A mnemonic is a memory device. “Every good boy does fine” is a mnemonic that helps us to remember the lines of a musical staff (EGBDF). It’s one of the first things we learn as we understand how to read music.
Let me introduce ‘GROW’, a mnemonic to help you develop a go to market strategy for your product or service. Whether you are introducing a new product, sunsetting a product, or anything in between, GROW keeps you grounded.
GROW connects to the stages of a product category life cycle (introduction, growth, maturity, and decline) but in a way that is easier to remember.
GROW provides an added level of structure to your go to market planning.
G is for Growth
The term ‘growth’ is often associated with the introduction of new products, but that isn’t always the case. We can grow old products by introducing them into new markets.
Use the G of GROW when the objectives and key results (OKRs) for a product are for growth. Growth is typically related to revenue or subscribers, but it can be any metric you want to get more of.
R is for Retention
Retention is about keeping the customers you acquire. This is the situation that becomes most acute when you have a customer churn problem.
Retention is an integral component of growth. Why? Because it’s inefficient to lose one customer for every three you acquire. Customer acquisition looks good on the surface but when you dig into the numbers it’s not a healthy situation.
This has a compounding effect that causes more and more resources to be consumed to support growth key results.
O is for Optimization
There is a time in every product life cycle where efforts to grow have diminishing returns. There are fewer opportunities to sell because there are fewer buyers. So the game shifts from growth to optimization.
Optimization is about squeezing as much out of a product as you possibly can. It’s most commonly applied to mature products in mature markets.
When you reach this stage it’s time to focus on optimizing cost, optimizing resources, and optimizing pricing.
W is for Withdraw
It’s time to withdraw a product from the market when the effort to maintain it and support customers is no longer worth it.

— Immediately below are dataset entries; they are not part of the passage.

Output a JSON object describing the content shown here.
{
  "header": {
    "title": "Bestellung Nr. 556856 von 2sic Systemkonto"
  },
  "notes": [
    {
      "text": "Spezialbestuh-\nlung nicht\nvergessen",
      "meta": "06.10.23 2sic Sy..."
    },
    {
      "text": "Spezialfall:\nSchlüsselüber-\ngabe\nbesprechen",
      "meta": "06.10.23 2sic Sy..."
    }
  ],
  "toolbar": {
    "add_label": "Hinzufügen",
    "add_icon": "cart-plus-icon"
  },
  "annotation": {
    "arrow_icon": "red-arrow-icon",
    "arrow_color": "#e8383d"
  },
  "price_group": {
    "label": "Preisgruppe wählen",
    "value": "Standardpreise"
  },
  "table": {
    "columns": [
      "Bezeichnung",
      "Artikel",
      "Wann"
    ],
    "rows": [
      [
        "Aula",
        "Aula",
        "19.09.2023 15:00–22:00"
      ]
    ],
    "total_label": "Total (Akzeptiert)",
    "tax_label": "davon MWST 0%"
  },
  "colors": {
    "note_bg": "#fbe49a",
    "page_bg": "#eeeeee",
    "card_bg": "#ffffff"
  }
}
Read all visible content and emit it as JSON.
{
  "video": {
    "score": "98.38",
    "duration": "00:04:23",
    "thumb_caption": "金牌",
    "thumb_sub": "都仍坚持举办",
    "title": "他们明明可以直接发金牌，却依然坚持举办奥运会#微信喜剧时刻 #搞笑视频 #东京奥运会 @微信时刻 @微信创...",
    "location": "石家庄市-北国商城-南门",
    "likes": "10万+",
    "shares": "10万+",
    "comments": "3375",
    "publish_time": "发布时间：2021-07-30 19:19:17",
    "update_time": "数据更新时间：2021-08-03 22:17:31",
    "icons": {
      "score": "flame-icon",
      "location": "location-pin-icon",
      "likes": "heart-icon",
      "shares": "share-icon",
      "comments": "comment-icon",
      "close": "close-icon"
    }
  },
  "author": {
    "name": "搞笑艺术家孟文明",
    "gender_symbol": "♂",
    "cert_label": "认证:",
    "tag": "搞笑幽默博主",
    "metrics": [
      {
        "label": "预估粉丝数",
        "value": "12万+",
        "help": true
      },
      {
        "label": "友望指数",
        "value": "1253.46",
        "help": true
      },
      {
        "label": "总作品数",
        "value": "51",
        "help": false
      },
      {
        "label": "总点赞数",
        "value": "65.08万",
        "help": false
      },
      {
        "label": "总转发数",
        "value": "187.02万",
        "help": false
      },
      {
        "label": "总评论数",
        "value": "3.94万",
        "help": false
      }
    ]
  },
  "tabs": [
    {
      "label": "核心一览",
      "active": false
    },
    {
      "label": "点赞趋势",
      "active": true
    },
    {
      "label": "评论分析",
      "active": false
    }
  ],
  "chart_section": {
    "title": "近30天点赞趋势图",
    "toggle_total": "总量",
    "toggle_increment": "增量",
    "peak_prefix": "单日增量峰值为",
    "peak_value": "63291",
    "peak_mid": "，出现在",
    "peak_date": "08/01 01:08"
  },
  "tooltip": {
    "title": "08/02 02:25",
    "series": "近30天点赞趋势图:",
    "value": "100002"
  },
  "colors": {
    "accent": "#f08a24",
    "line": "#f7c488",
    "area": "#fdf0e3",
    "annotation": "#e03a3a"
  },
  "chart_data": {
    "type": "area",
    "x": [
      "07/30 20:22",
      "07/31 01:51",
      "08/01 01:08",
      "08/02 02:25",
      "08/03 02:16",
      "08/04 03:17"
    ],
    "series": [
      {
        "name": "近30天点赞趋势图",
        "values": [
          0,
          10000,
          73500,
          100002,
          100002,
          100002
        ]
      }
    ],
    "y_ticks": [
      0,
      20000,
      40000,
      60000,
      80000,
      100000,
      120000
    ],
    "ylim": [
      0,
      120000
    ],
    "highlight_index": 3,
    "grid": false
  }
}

A withdrawal of a product - AKA as ‘sunsetting’ - comes in two flavors. One flavor is a complete withdrawal from the market. Your executive leadership team has decided they no longer want to be in the market with that category of product.
The second flavor is to withdraw one product and replace it with another. A software company transitioning from an on-premise product to a SaaS product is an example. Another example is a new generation of an existing product to replace the old generation.
Competing Go to Market Opinions
One region wants to get rid of a product (W), while another region sees a growth opportunity for the same product (G).
The CEO wants to optimize (O) the cash-cow product and direct the profits to new product development, while the VP of customer success wants to reduce churn (R).
There are competing opinions in the creation of a GTM strategy. An easy way to balance those competing opinions is to stay grounded in the OKRs for your product.